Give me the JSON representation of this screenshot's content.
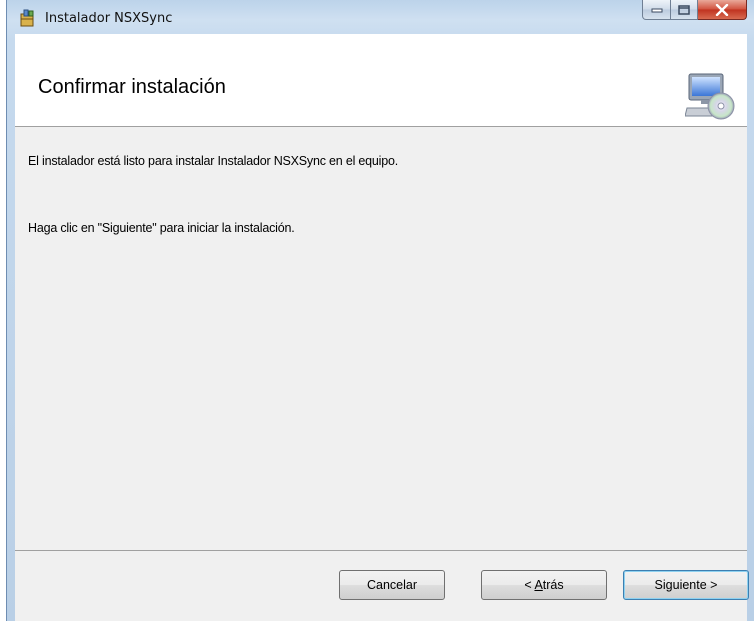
{
  "window": {
    "title": "Instalador NSXSync",
    "icon": "installer-icon",
    "controls": {
      "minimize": "minimize-icon",
      "maximize": "maximize-icon",
      "close": "close-icon"
    }
  },
  "banner": {
    "title": "Confirmar instalación",
    "graphic": "computer-disc-icon"
  },
  "content": {
    "line1": "El instalador está listo para instalar Instalador NSXSync en el equipo.",
    "line2": "Haga clic en \"Siguiente\" para iniciar la instalación."
  },
  "buttons": {
    "cancel": "Cancelar",
    "back_prefix": "< ",
    "back_mnemonic": "A",
    "back_rest": "trás",
    "next": "Siguiente >"
  },
  "colors": {
    "close_button": "#c0321f",
    "default_button_border": "#3c7fb1"
  }
}
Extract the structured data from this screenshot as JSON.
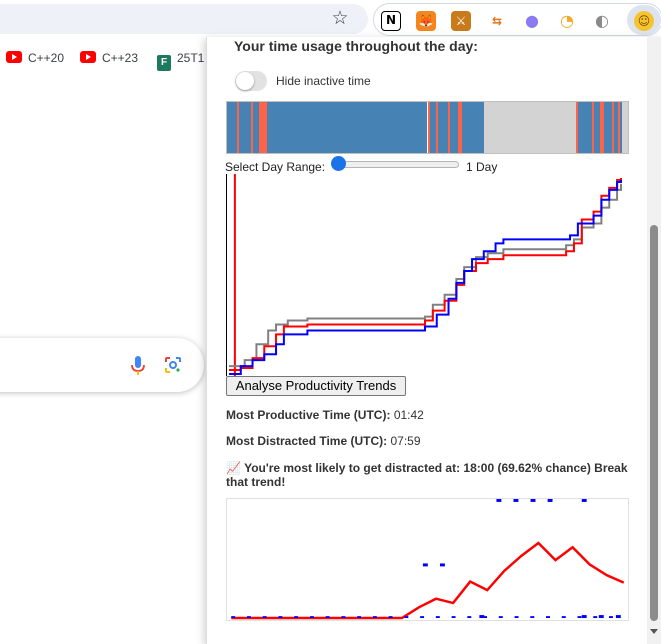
{
  "browser": {
    "bookmarks": [
      {
        "label": "C++20",
        "icon": "youtube-icon"
      },
      {
        "label": "C++23",
        "icon": "youtube-icon"
      },
      {
        "label": "25T1",
        "icon": "forms-icon"
      }
    ],
    "extensions": [
      "notion-icon",
      "metamask-icon",
      "sword-icon",
      "git-icon",
      "ghost-icon",
      "timer-icon",
      "puzzle-icon",
      "face-icon"
    ]
  },
  "popup": {
    "heading": "Your time usage throughout the day:",
    "toggle_label": "Hide inactive time",
    "toggle_on": false,
    "range_label": "Select Day Range:",
    "range_value_label": "1 Day",
    "range_fraction": 0.0,
    "analyse_button": "Analyse Productivity Trends",
    "most_productive_label": "Most Productive Time (UTC):",
    "most_productive_value": "01:42",
    "most_distracted_label": "Most Distracted Time (UTC):",
    "most_distracted_value": "07:59",
    "insight_emoji": "📈",
    "insight_text": "You're most likely to get distracted at: 18:00 (69.62% chance) Break that trend!"
  },
  "colors": {
    "productive": "#4682b4",
    "distracted": "#ff6347",
    "inactive": "#d3d3d3",
    "line_blue": "#0000ff",
    "line_red": "#ff0000",
    "line_gray": "#808080",
    "accent": "#1a73e8"
  },
  "timeline": [
    {
      "s": 0,
      "e": 0.025,
      "c": "productive"
    },
    {
      "s": 0.025,
      "e": 0.03,
      "c": "distracted"
    },
    {
      "s": 0.03,
      "e": 0.06,
      "c": "productive"
    },
    {
      "s": 0.06,
      "e": 0.065,
      "c": "distracted"
    },
    {
      "s": 0.065,
      "e": 0.08,
      "c": "productive"
    },
    {
      "s": 0.08,
      "e": 0.1,
      "c": "distracted"
    },
    {
      "s": 0.1,
      "e": 0.5,
      "c": "productive"
    },
    {
      "s": 0.5,
      "e": 0.505,
      "c": "distracted"
    },
    {
      "s": 0.505,
      "e": 0.52,
      "c": "productive"
    },
    {
      "s": 0.52,
      "e": 0.527,
      "c": "distracted"
    },
    {
      "s": 0.527,
      "e": 0.55,
      "c": "productive"
    },
    {
      "s": 0.55,
      "e": 0.555,
      "c": "distracted"
    },
    {
      "s": 0.555,
      "e": 0.575,
      "c": "productive"
    },
    {
      "s": 0.575,
      "e": 0.585,
      "c": "distracted"
    },
    {
      "s": 0.585,
      "e": 0.64,
      "c": "productive"
    },
    {
      "s": 0.64,
      "e": 0.87,
      "c": "inactive"
    },
    {
      "s": 0.87,
      "e": 0.875,
      "c": "distracted"
    },
    {
      "s": 0.875,
      "e": 0.91,
      "c": "productive"
    },
    {
      "s": 0.91,
      "e": 0.915,
      "c": "distracted"
    },
    {
      "s": 0.915,
      "e": 0.93,
      "c": "productive"
    },
    {
      "s": 0.93,
      "e": 0.94,
      "c": "distracted"
    },
    {
      "s": 0.94,
      "e": 0.96,
      "c": "productive"
    },
    {
      "s": 0.96,
      "e": 0.965,
      "c": "distracted"
    },
    {
      "s": 0.965,
      "e": 0.975,
      "c": "productive"
    },
    {
      "s": 0.975,
      "e": 0.98,
      "c": "distracted"
    },
    {
      "s": 0.98,
      "e": 0.985,
      "c": "productive"
    },
    {
      "s": 0.985,
      "e": 1.0,
      "c": "inactive"
    }
  ],
  "chart_data": [
    {
      "type": "line",
      "title": "",
      "xlabel": "",
      "ylabel": "",
      "xlim": [
        0,
        1
      ],
      "ylim": [
        0,
        1
      ],
      "series": [
        {
          "color": "#0000ff",
          "points": [
            [
              0,
              0.0
            ],
            [
              0.02,
              0.0
            ],
            [
              0.03,
              0.04
            ],
            [
              0.06,
              0.07
            ],
            [
              0.09,
              0.1
            ],
            [
              0.12,
              0.15
            ],
            [
              0.14,
              0.2
            ],
            [
              0.2,
              0.22
            ],
            [
              0.5,
              0.24
            ],
            [
              0.53,
              0.3
            ],
            [
              0.56,
              0.38
            ],
            [
              0.58,
              0.46
            ],
            [
              0.6,
              0.52
            ],
            [
              0.62,
              0.58
            ],
            [
              0.65,
              0.62
            ],
            [
              0.68,
              0.66
            ],
            [
              0.7,
              0.68
            ],
            [
              0.87,
              0.7
            ],
            [
              0.89,
              0.76
            ],
            [
              0.93,
              0.8
            ],
            [
              0.95,
              0.88
            ],
            [
              0.97,
              0.93
            ],
            [
              0.99,
              0.97
            ],
            [
              1.0,
              0.98
            ]
          ]
        },
        {
          "color": "#ff0000",
          "points": [
            [
              0,
              0.02
            ],
            [
              0.03,
              0.03
            ],
            [
              0.06,
              0.08
            ],
            [
              0.09,
              0.14
            ],
            [
              0.12,
              0.2
            ],
            [
              0.14,
              0.24
            ],
            [
              0.2,
              0.25
            ],
            [
              0.5,
              0.27
            ],
            [
              0.52,
              0.32
            ],
            [
              0.55,
              0.37
            ],
            [
              0.58,
              0.45
            ],
            [
              0.6,
              0.52
            ],
            [
              0.63,
              0.56
            ],
            [
              0.66,
              0.58
            ],
            [
              0.7,
              0.6
            ],
            [
              0.86,
              0.62
            ],
            [
              0.88,
              0.66
            ],
            [
              0.9,
              0.78
            ],
            [
              0.93,
              0.82
            ],
            [
              0.95,
              0.9
            ],
            [
              0.97,
              0.94
            ],
            [
              0.99,
              0.98
            ],
            [
              1.0,
              0.99
            ]
          ]
        },
        {
          "color": "#808080",
          "points": [
            [
              0,
              0.04
            ],
            [
              0.04,
              0.07
            ],
            [
              0.07,
              0.15
            ],
            [
              0.1,
              0.22
            ],
            [
              0.12,
              0.25
            ],
            [
              0.15,
              0.27
            ],
            [
              0.2,
              0.28
            ],
            [
              0.5,
              0.29
            ],
            [
              0.52,
              0.35
            ],
            [
              0.55,
              0.4
            ],
            [
              0.58,
              0.48
            ],
            [
              0.6,
              0.54
            ],
            [
              0.63,
              0.59
            ],
            [
              0.66,
              0.61
            ],
            [
              0.7,
              0.63
            ],
            [
              0.86,
              0.65
            ],
            [
              0.88,
              0.68
            ],
            [
              0.9,
              0.74
            ],
            [
              0.93,
              0.76
            ],
            [
              0.95,
              0.84
            ],
            [
              0.97,
              0.88
            ],
            [
              0.99,
              0.93
            ],
            [
              1.0,
              0.96
            ]
          ]
        }
      ],
      "spike": {
        "x": 0.015,
        "color": "#ff0000"
      }
    },
    {
      "type": "line",
      "title": "",
      "xlabel": "",
      "ylabel": "",
      "x": [
        0,
        1,
        2,
        3,
        4,
        5,
        6,
        7,
        8,
        9,
        10,
        11,
        12,
        13,
        14,
        15,
        16,
        17,
        18,
        19,
        20,
        21,
        22,
        23
      ],
      "ylim": [
        0,
        1
      ],
      "series": [
        {
          "color": "#ff0000",
          "values": [
            0,
            0,
            0,
            0,
            0,
            0,
            0,
            0,
            0,
            0,
            0,
            0.1,
            0.18,
            0.14,
            0.34,
            0.26,
            0.44,
            0.58,
            0.7,
            0.54,
            0.66,
            0.5,
            0.4,
            0.33
          ]
        },
        {
          "color": "#0000ff",
          "style": "dotted",
          "values": [
            null,
            null,
            null,
            null,
            null,
            null,
            null,
            null,
            null,
            null,
            null,
            0.5,
            0.5,
            null,
            null,
            null,
            null,
            null,
            null,
            null,
            null,
            null,
            null,
            null
          ],
          "edge_marks_top": [
            16,
            17,
            18,
            19,
            21
          ],
          "edge_marks_bottom": [
            15,
            21,
            22,
            23
          ]
        }
      ]
    }
  ]
}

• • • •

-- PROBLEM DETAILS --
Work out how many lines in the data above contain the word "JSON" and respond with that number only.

-- TASK OUTPUT --
2